Work instruction - Every line that contains "FXCN" must be located and copied from the data.

BEGIN Records supplied

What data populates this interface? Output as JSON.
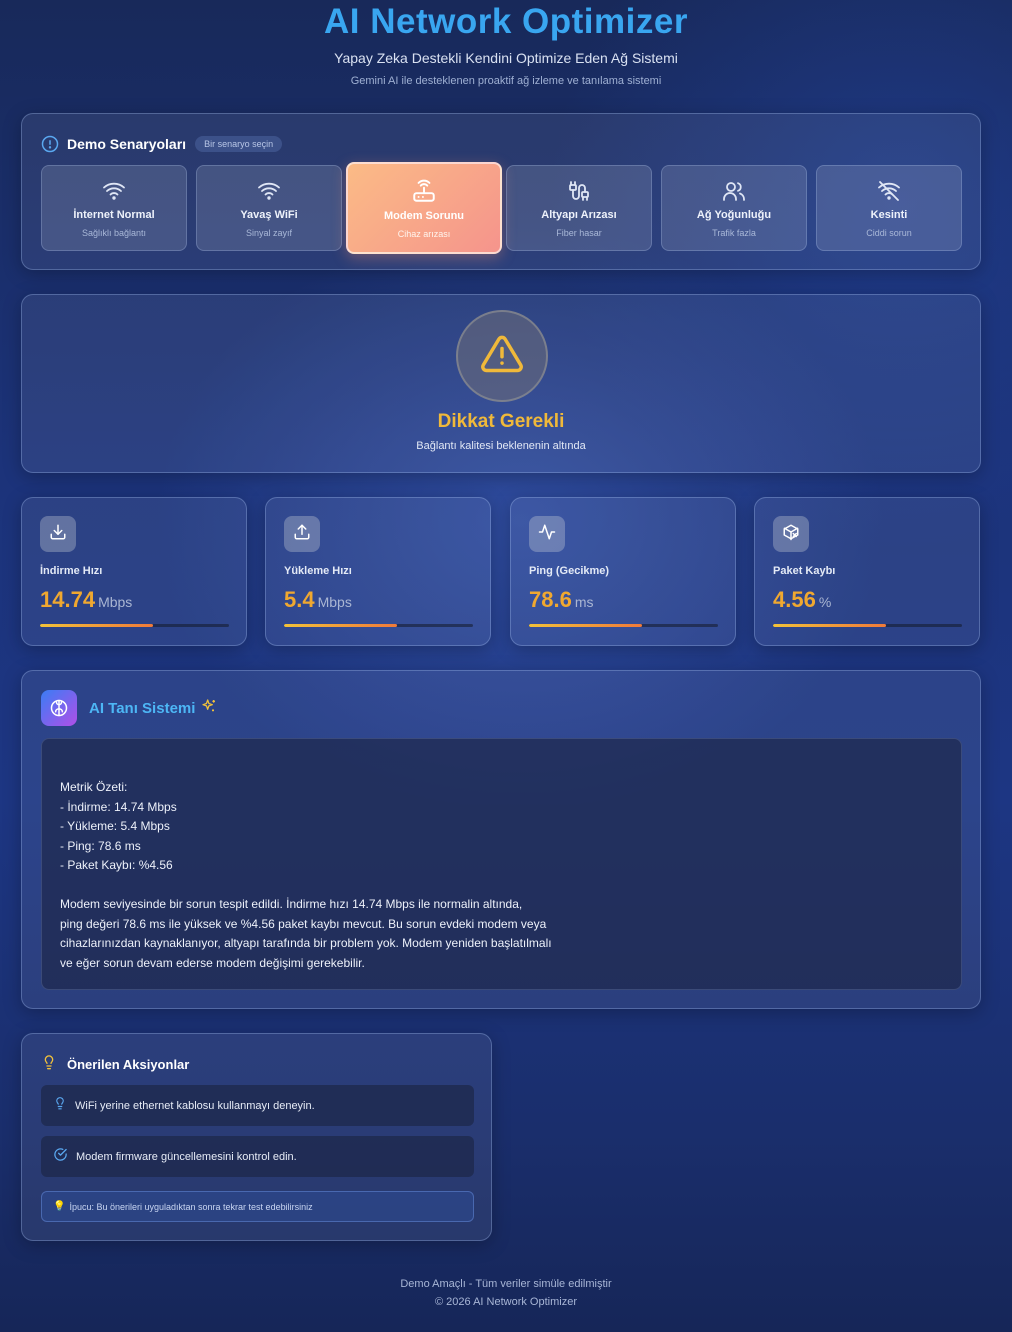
{
  "header": {
    "title": "AI Network Optimizer",
    "subtitle": "Yapay Zeka Destekli Kendini Optimize Eden Ağ Sistemi",
    "description": "Gemini AI ile desteklenen proaktif ağ izleme ve tanılama sistemi"
  },
  "scenarios": {
    "title": "Demo Senaryoları",
    "badge": "Bir senaryo seçin",
    "items": [
      {
        "label": "İnternet Normal",
        "sub": "Sağlıklı bağlantı",
        "icon": "wifi-icon"
      },
      {
        "label": "Yavaş WiFi",
        "sub": "Sinyal zayıf",
        "icon": "wifi-icon"
      },
      {
        "label": "Modem Sorunu",
        "sub": "Cihaz arızası",
        "icon": "router-icon",
        "active": true
      },
      {
        "label": "Altyapı Arızası",
        "sub": "Fiber hasar",
        "icon": "cable-icon"
      },
      {
        "label": "Ağ Yoğunluğu",
        "sub": "Trafik fazla",
        "icon": "users-icon"
      },
      {
        "label": "Kesinti",
        "sub": "Ciddi sorun",
        "icon": "wifi-off-icon"
      }
    ]
  },
  "status": {
    "title": "Dikkat Gerekli",
    "description": "Bağlantı kalitesi beklenenin altında",
    "icon": "warning-icon",
    "color": "#f0b93a"
  },
  "metrics": [
    {
      "label": "İndirme Hızı",
      "value": "14.74",
      "unit": "Mbps",
      "icon": "download-icon",
      "level": 0.6
    },
    {
      "label": "Yükleme Hızı",
      "value": "5.4",
      "unit": "Mbps",
      "icon": "upload-icon",
      "level": 0.6
    },
    {
      "label": "Ping (Gecikme)",
      "value": "78.6",
      "unit": "ms",
      "icon": "activity-icon",
      "level": 0.6
    },
    {
      "label": "Paket Kaybı",
      "value": "4.56",
      "unit": "%",
      "icon": "package-icon",
      "level": 0.6
    }
  ],
  "ai": {
    "title": "AI Tanı Sistemi",
    "text": "Metrik Özeti:\n- İndirme: 14.74 Mbps\n- Yükleme: 5.4 Mbps\n- Ping: 78.6 ms\n- Paket Kaybı: %4.56\n\nModem seviyesinde bir sorun tespit edildi. İndirme hızı 14.74 Mbps ile normalin altında,\nping değeri 78.6 ms ile yüksek ve %4.56 paket kaybı mevcut. Bu sorun evdeki modem veya\ncihazlarınızdan kaynaklanıyor, altyapı tarafında bir problem yok. Modem yeniden başlatılmalı\nve eğer sorun devam ederse modem değişimi gerekebilir."
  },
  "recommendations": {
    "title": "Önerilen Aksiyonlar",
    "items": [
      {
        "text": "WiFi yerine ethernet kablosu kullanmayı deneyin.",
        "icon": "lightbulb-icon"
      },
      {
        "text": "Modem firmware güncellemesini kontrol edin.",
        "icon": "check-circle-icon"
      }
    ],
    "tip": "İpucu: Bu önerileri uyguladıktan sonra tekrar test edebilirsiniz"
  },
  "footer": {
    "line1": "Demo Amaçlı - Tüm veriler simüle edilmiştir",
    "line2": "© 2026 AI Network Optimizer"
  },
  "colors": {
    "accent": "#39a6f0",
    "warning": "#f0b93a",
    "metric_value": "#f0a830"
  }
}
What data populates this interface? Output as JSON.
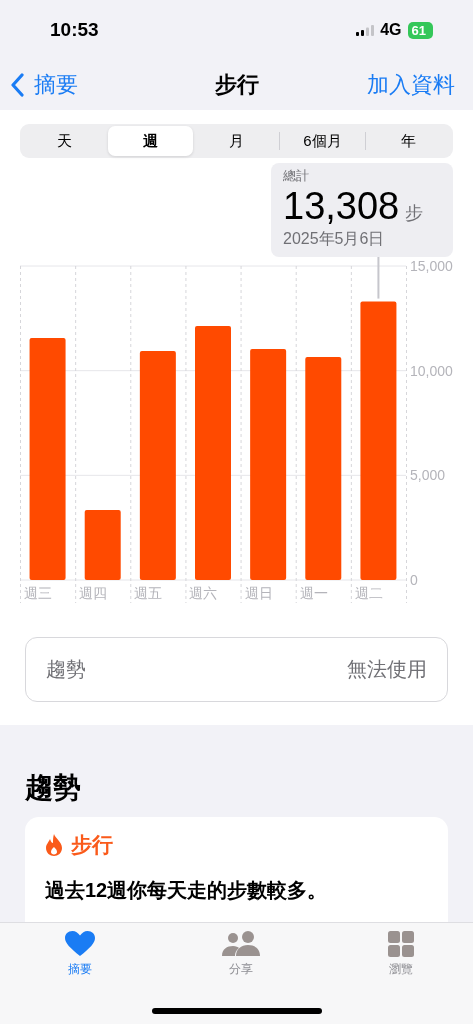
{
  "status_bar": {
    "time": "10:53",
    "network": "4G",
    "battery": "61"
  },
  "nav": {
    "back": "摘要",
    "title": "步行",
    "action": "加入資料"
  },
  "segments": [
    {
      "label": "天",
      "selected": false
    },
    {
      "label": "週",
      "selected": true
    },
    {
      "label": "月",
      "selected": false
    },
    {
      "label": "6個月",
      "selected": false
    },
    {
      "label": "年",
      "selected": false
    }
  ],
  "tooltip": {
    "label": "總計",
    "value": "13,308",
    "unit": "步",
    "date": "2025年5月6日"
  },
  "chart_data": {
    "type": "bar",
    "categories": [
      "週三",
      "週四",
      "週五",
      "週六",
      "週日",
      "週一",
      "週二"
    ],
    "values": [
      11560,
      3340,
      10940,
      12130,
      11030,
      10650,
      13300
    ],
    "ylim": [
      0,
      15000
    ],
    "yticks": [
      {
        "value": 0,
        "label": "0"
      },
      {
        "value": 5000,
        "label": "5,000"
      },
      {
        "value": 10000,
        "label": "10,000"
      },
      {
        "value": 15000,
        "label": "15,000"
      }
    ],
    "annotations": [
      {
        "x": "週二"
      }
    ]
  },
  "trend_row": {
    "label": "趨勢",
    "value": "無法使用"
  },
  "trends_section": {
    "heading": "趨勢",
    "card": {
      "title": "步行",
      "text": "過去12週你每天走的步數較多。"
    }
  },
  "tab_bar": [
    {
      "label": "摘要",
      "selected": true
    },
    {
      "label": "分享",
      "selected": false
    },
    {
      "label": "瀏覽",
      "selected": false
    }
  ]
}
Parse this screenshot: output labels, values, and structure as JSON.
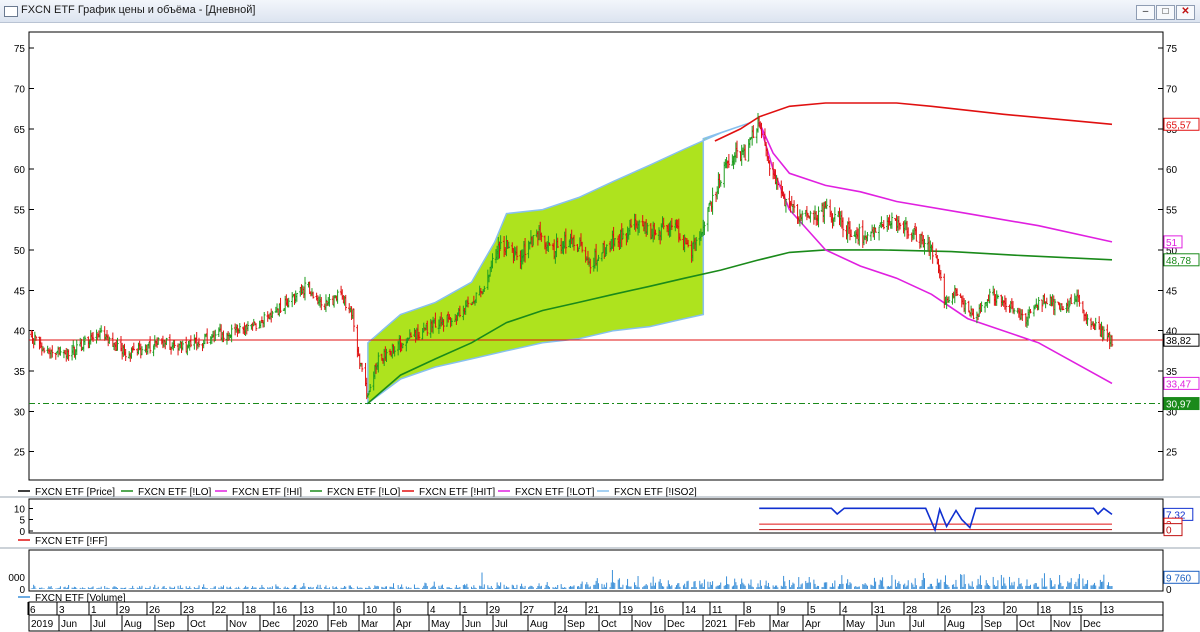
{
  "window": {
    "title": "FXCN ETF График цены и объёма - [Дневной]",
    "buttons": {
      "minimize": "–",
      "restore": "□",
      "close": "✕"
    },
    "icon": "chart-window-icon"
  },
  "colors": {
    "price_up": "#1f9d1f",
    "price_down": "#e01010",
    "channel_fill": "#aee31e",
    "channel_edge": "#87c0ee",
    "lo_line": "#1a8a1a",
    "hit_line": "#e01010",
    "hi_line": "#e020e0",
    "support_line": "#1a8a1a",
    "ff_line": "#1030d0",
    "volume": "#3a8fd8"
  },
  "chart_data": [
    {
      "type": "line",
      "name": "price-panel",
      "y_ticks": [
        25,
        30,
        35,
        40,
        45,
        50,
        55,
        60,
        65,
        70,
        75
      ],
      "ylim": [
        21.5,
        77
      ],
      "xlim": [
        "2019-06-01",
        "2021-12-17"
      ],
      "legend": [
        "FXCN ETF [Price]",
        "FXCN ETF [!LO]",
        "FXCN ETF [!HI]",
        "FXCN ETF [!LO]",
        "FXCN ETF [!HIT]",
        "FXCN ETF [!LOT]",
        "FXCN ETF [!ISO2]"
      ],
      "legend_colors": [
        "#000000",
        "#1a8a1a",
        "#e020e0",
        "#1a8a1a",
        "#e01010",
        "#e020e0",
        "#87c0ee"
      ],
      "value_labels": [
        {
          "text": "65,57",
          "value": 65.57,
          "color": "#e01010",
          "bg": "#ffffff"
        },
        {
          "text": "51",
          "value": 51.0,
          "color": "#e020e0",
          "bg": "#ffffff"
        },
        {
          "text": "48,78",
          "value": 48.78,
          "color": "#1a8a1a",
          "bg": "#ffffff"
        },
        {
          "text": "38,82",
          "value": 38.82,
          "color": "#000000",
          "bg": "#ffffff"
        },
        {
          "text": "33,47",
          "value": 33.47,
          "color": "#e020e0",
          "bg": "#ffffff"
        },
        {
          "text": "30,97",
          "value": 30.97,
          "color": "#ffffff",
          "bg": "#1a8a1a"
        }
      ],
      "horizontal_lines": [
        {
          "value": 38.82,
          "color": "#e01010",
          "style": "solid"
        },
        {
          "value": 30.97,
          "color": "#1a8a1a",
          "style": "dashdot"
        }
      ],
      "price_anchors": [
        [
          "2019-06-01",
          39.5
        ],
        [
          "2019-06-20",
          37.2
        ],
        [
          "2019-07-10",
          37.5
        ],
        [
          "2019-08-01",
          40.0
        ],
        [
          "2019-08-25",
          37.0
        ],
        [
          "2019-09-20",
          38.5
        ],
        [
          "2019-10-15",
          38.0
        ],
        [
          "2019-11-10",
          39.5
        ],
        [
          "2019-12-10",
          40.5
        ],
        [
          "2020-01-10",
          43.5
        ],
        [
          "2020-01-25",
          45.5
        ],
        [
          "2020-02-10",
          43.0
        ],
        [
          "2020-02-22",
          44.5
        ],
        [
          "2020-03-05",
          42.0
        ],
        [
          "2020-03-10",
          37.0
        ],
        [
          "2020-03-18",
          31.5
        ],
        [
          "2020-03-25",
          36.0
        ],
        [
          "2020-04-15",
          38.5
        ],
        [
          "2020-05-10",
          40.5
        ],
        [
          "2020-06-05",
          42.0
        ],
        [
          "2020-06-25",
          45.0
        ],
        [
          "2020-07-10",
          51.0
        ],
        [
          "2020-07-25",
          49.0
        ],
        [
          "2020-08-10",
          52.0
        ],
        [
          "2020-08-25",
          50.0
        ],
        [
          "2020-09-10",
          51.5
        ],
        [
          "2020-09-25",
          48.5
        ],
        [
          "2020-10-15",
          51.0
        ],
        [
          "2020-11-05",
          53.5
        ],
        [
          "2020-11-20",
          52.0
        ],
        [
          "2020-12-05",
          53.5
        ],
        [
          "2020-12-20",
          49.5
        ],
        [
          "2021-01-05",
          55.0
        ],
        [
          "2021-01-20",
          61.0
        ],
        [
          "2021-02-05",
          62.0
        ],
        [
          "2021-02-17",
          65.8
        ],
        [
          "2021-02-25",
          61.0
        ],
        [
          "2021-03-10",
          56.5
        ],
        [
          "2021-03-25",
          54.0
        ],
        [
          "2021-04-15",
          55.0
        ],
        [
          "2021-05-05",
          52.5
        ],
        [
          "2021-05-20",
          51.5
        ],
        [
          "2021-06-10",
          53.5
        ],
        [
          "2021-06-25",
          52.5
        ],
        [
          "2021-07-10",
          50.5
        ],
        [
          "2021-07-20",
          49.0
        ],
        [
          "2021-07-26",
          43.5
        ],
        [
          "2021-08-05",
          45.0
        ],
        [
          "2021-08-20",
          41.5
        ],
        [
          "2021-09-05",
          44.5
        ],
        [
          "2021-09-20",
          43.0
        ],
        [
          "2021-10-05",
          41.5
        ],
        [
          "2021-10-20",
          44.0
        ],
        [
          "2021-11-05",
          42.5
        ],
        [
          "2021-11-15",
          44.5
        ],
        [
          "2021-11-25",
          42.0
        ],
        [
          "2021-12-05",
          40.0
        ],
        [
          "2021-12-17",
          38.8
        ]
      ],
      "channel_upper": [
        [
          "2020-03-18",
          38.5
        ],
        [
          "2020-04-15",
          42.0
        ],
        [
          "2020-05-15",
          43.5
        ],
        [
          "2020-06-15",
          46.0
        ],
        [
          "2020-07-05",
          51.0
        ],
        [
          "2020-07-15",
          54.5
        ],
        [
          "2020-08-15",
          55.0
        ],
        [
          "2020-09-15",
          56.5
        ],
        [
          "2020-10-15",
          58.5
        ],
        [
          "2020-11-15",
          60.5
        ],
        [
          "2020-12-15",
          62.5
        ],
        [
          "2021-01-15",
          64.5
        ],
        [
          "2021-02-10",
          65.8
        ]
      ],
      "channel_lower": [
        [
          "2020-03-18",
          31.0
        ],
        [
          "2020-04-15",
          34.0
        ],
        [
          "2020-05-15",
          35.5
        ],
        [
          "2020-06-15",
          36.5
        ],
        [
          "2020-07-15",
          37.5
        ],
        [
          "2020-08-15",
          38.5
        ],
        [
          "2020-09-15",
          39.0
        ],
        [
          "2020-10-15",
          40.0
        ],
        [
          "2020-11-15",
          40.5
        ],
        [
          "2020-12-15",
          41.5
        ],
        [
          "2020-12-31",
          42.0
        ]
      ],
      "lo_line": [
        [
          "2020-03-18",
          31.0
        ],
        [
          "2020-04-15",
          34.5
        ],
        [
          "2020-05-15",
          36.5
        ],
        [
          "2020-06-15",
          38.5
        ],
        [
          "2020-07-15",
          41.0
        ],
        [
          "2020-08-15",
          42.5
        ],
        [
          "2020-09-15",
          43.5
        ],
        [
          "2020-10-15",
          44.5
        ],
        [
          "2020-11-15",
          45.5
        ],
        [
          "2020-12-15",
          46.5
        ],
        [
          "2021-01-15",
          47.5
        ],
        [
          "2021-02-15",
          48.7
        ],
        [
          "2021-03-15",
          49.7
        ],
        [
          "2021-04-15",
          50.0
        ],
        [
          "2021-06-01",
          50.0
        ],
        [
          "2021-08-01",
          49.8
        ],
        [
          "2021-10-01",
          49.3
        ],
        [
          "2021-12-17",
          48.78
        ]
      ],
      "hit_line": [
        [
          "2021-01-10",
          63.5
        ],
        [
          "2021-02-01",
          65.0
        ],
        [
          "2021-02-17",
          66.5
        ],
        [
          "2021-03-15",
          67.8
        ],
        [
          "2021-04-15",
          68.2
        ],
        [
          "2021-06-15",
          68.2
        ],
        [
          "2021-07-15",
          67.8
        ],
        [
          "2021-09-15",
          66.8
        ],
        [
          "2021-11-15",
          66.0
        ],
        [
          "2021-12-17",
          65.57
        ]
      ],
      "hi_line": [
        [
          "2021-02-17",
          65.8
        ],
        [
          "2021-03-01",
          62.0
        ],
        [
          "2021-03-15",
          59.5
        ],
        [
          "2021-04-15",
          58.0
        ],
        [
          "2021-05-15",
          57.2
        ],
        [
          "2021-06-15",
          56.0
        ],
        [
          "2021-08-15",
          54.5
        ],
        [
          "2021-10-15",
          53.0
        ],
        [
          "2021-12-17",
          51.0
        ]
      ],
      "lot_line": [
        [
          "2021-02-17",
          65.8
        ],
        [
          "2021-03-01",
          60.0
        ],
        [
          "2021-03-15",
          55.0
        ],
        [
          "2021-04-15",
          50.0
        ],
        [
          "2021-05-15",
          48.0
        ],
        [
          "2021-06-15",
          46.5
        ],
        [
          "2021-07-15",
          44.5
        ],
        [
          "2021-08-15",
          41.5
        ],
        [
          "2021-10-15",
          38.5
        ],
        [
          "2021-12-17",
          33.47
        ]
      ]
    },
    {
      "type": "line",
      "name": "ff-panel",
      "y_ticks": [
        0,
        5,
        10
      ],
      "ylim": [
        0,
        11
      ],
      "legend": [
        "FXCN ETF [!FF]"
      ],
      "legend_colors": [
        "#e01010"
      ],
      "value_labels": [
        {
          "text": "7,32",
          "value": 7.32,
          "color": "#1030d0",
          "bg": "#ffffff"
        },
        {
          "text": "3",
          "value": 3.0,
          "color": "#e01010",
          "bg": "#ffffff"
        },
        {
          "text": "0",
          "value": 0.6,
          "color": "#c01010",
          "bg": "#ffffff"
        }
      ],
      "series": [
        {
          "name": "FF",
          "x": [
            "2021-02-17",
            "2021-04-20",
            "2021-04-25",
            "2021-05-01",
            "2021-07-10",
            "2021-07-18",
            "2021-07-22",
            "2021-07-28",
            "2021-08-05",
            "2021-08-10",
            "2021-08-17",
            "2021-08-22",
            "2021-12-01",
            "2021-12-05",
            "2021-12-10",
            "2021-12-17"
          ],
          "values": [
            10.0,
            10.0,
            7.5,
            10.0,
            10.0,
            0.5,
            9.5,
            2.0,
            9.0,
            5.0,
            1.5,
            10.0,
            10.0,
            7.5,
            10.0,
            7.32
          ]
        }
      ],
      "threshold_lines": [
        {
          "value": 3.0,
          "color": "#e01010"
        },
        {
          "value": 0.6,
          "color": "#c01010"
        }
      ]
    },
    {
      "type": "bar",
      "name": "volume-panel",
      "y_ticks": [
        0
      ],
      "ylim": [
        0,
        30000
      ],
      "legend": [
        "FXCN ETF [Volume]"
      ],
      "legend_colors": [
        "#3a8fd8"
      ],
      "value_labels": [
        {
          "text": "9 760",
          "value": 9760,
          "color": "#1a5fc0",
          "bg": "#ffffff"
        }
      ],
      "axis_labels": [
        {
          "text": "000",
          "value": 10000
        },
        {
          "text": "0",
          "value": 0
        }
      ],
      "volume_regimes": [
        [
          "2019-06-01",
          1800
        ],
        [
          "2020-03-10",
          2600
        ],
        [
          "2020-09-01",
          4000
        ],
        [
          "2020-10-20",
          6500
        ],
        [
          "2021-02-10",
          6500
        ],
        [
          "2021-07-01",
          8000
        ],
        [
          "2021-12-17",
          9760
        ]
      ]
    }
  ],
  "timeline": {
    "top": [
      "6",
      "3",
      "1",
      "29",
      "26",
      "23",
      "22",
      "18",
      "16",
      "13",
      "10",
      "10",
      "6",
      "4",
      "1",
      "29",
      "27",
      "24",
      "21",
      "19",
      "16",
      "14",
      "11",
      "8",
      "9",
      "5",
      "4",
      "31",
      "28",
      "26",
      "23",
      "20",
      "18",
      "15",
      "13"
    ],
    "bottom": [
      "2019",
      "Jun",
      "Jul",
      "Aug",
      "Sep",
      "Oct",
      "Nov",
      "Dec",
      "2020",
      "Feb",
      "Mar",
      "Apr",
      "May",
      "Jun",
      "Jul",
      "Aug",
      "Sep",
      "Oct",
      "Nov",
      "Dec",
      "2021",
      "Feb",
      "Mar",
      "Apr",
      "May",
      "Jun",
      "Jul",
      "Aug",
      "Sep",
      "Oct",
      "Nov",
      "Dec"
    ]
  }
}
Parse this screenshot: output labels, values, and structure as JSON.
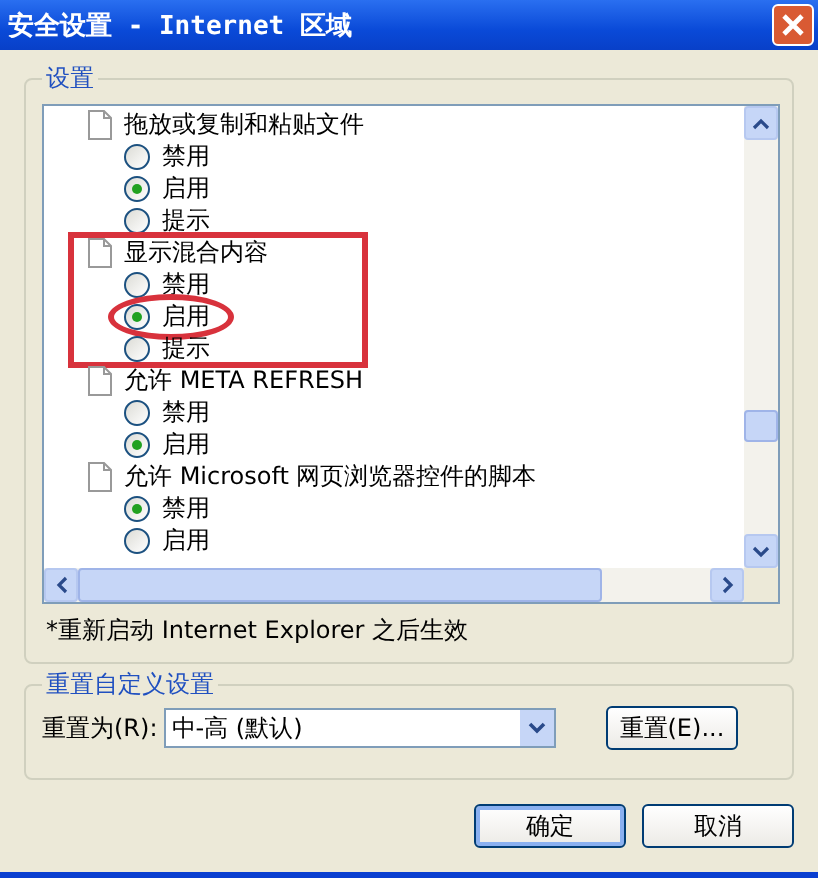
{
  "window": {
    "title": "安全设置 - Internet 区域"
  },
  "settings_group": {
    "title": "设置",
    "items": [
      {
        "label": "拖放或复制和粘贴文件",
        "highlighted": false,
        "options": [
          {
            "label": "禁用",
            "selected": false,
            "circled": false
          },
          {
            "label": "启用",
            "selected": true,
            "circled": false
          },
          {
            "label": "提示",
            "selected": false,
            "circled": false
          }
        ]
      },
      {
        "label": "显示混合内容",
        "highlighted": true,
        "options": [
          {
            "label": "禁用",
            "selected": false,
            "circled": false
          },
          {
            "label": "启用",
            "selected": true,
            "circled": true
          },
          {
            "label": "提示",
            "selected": false,
            "circled": false
          }
        ]
      },
      {
        "label": "允许 META REFRESH",
        "highlighted": false,
        "options": [
          {
            "label": "禁用",
            "selected": false,
            "circled": false
          },
          {
            "label": "启用",
            "selected": true,
            "circled": false
          }
        ]
      },
      {
        "label": "允许 Microsoft 网页浏览器控件的脚本",
        "highlighted": false,
        "options": [
          {
            "label": "禁用",
            "selected": true,
            "circled": false
          },
          {
            "label": "启用",
            "selected": false,
            "circled": false
          }
        ]
      }
    ],
    "note": "*重新启动 Internet Explorer 之后生效"
  },
  "reset_group": {
    "title": "重置自定义设置",
    "label": "重置为(R):",
    "value": "中-高 (默认)",
    "button": "重置(E)..."
  },
  "buttons": [
    "确定",
    "取消"
  ]
}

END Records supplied

Completed exercise -
    "title": "FXCN ETF График цены и объёма - [Дневной]",
        "FXCN ETF [Price]",
        "FXCN ETF [!LO]",
        "FXCN ETF [!HI]",
        "FXCN ETF [!LO]",
        "FXCN ETF [!HIT]",
        "FXCN ETF [!LOT]",
        "FXCN ETF [!ISO2]"
        "FXCN ETF [!FF]"
        "FXCN ETF [Volume]"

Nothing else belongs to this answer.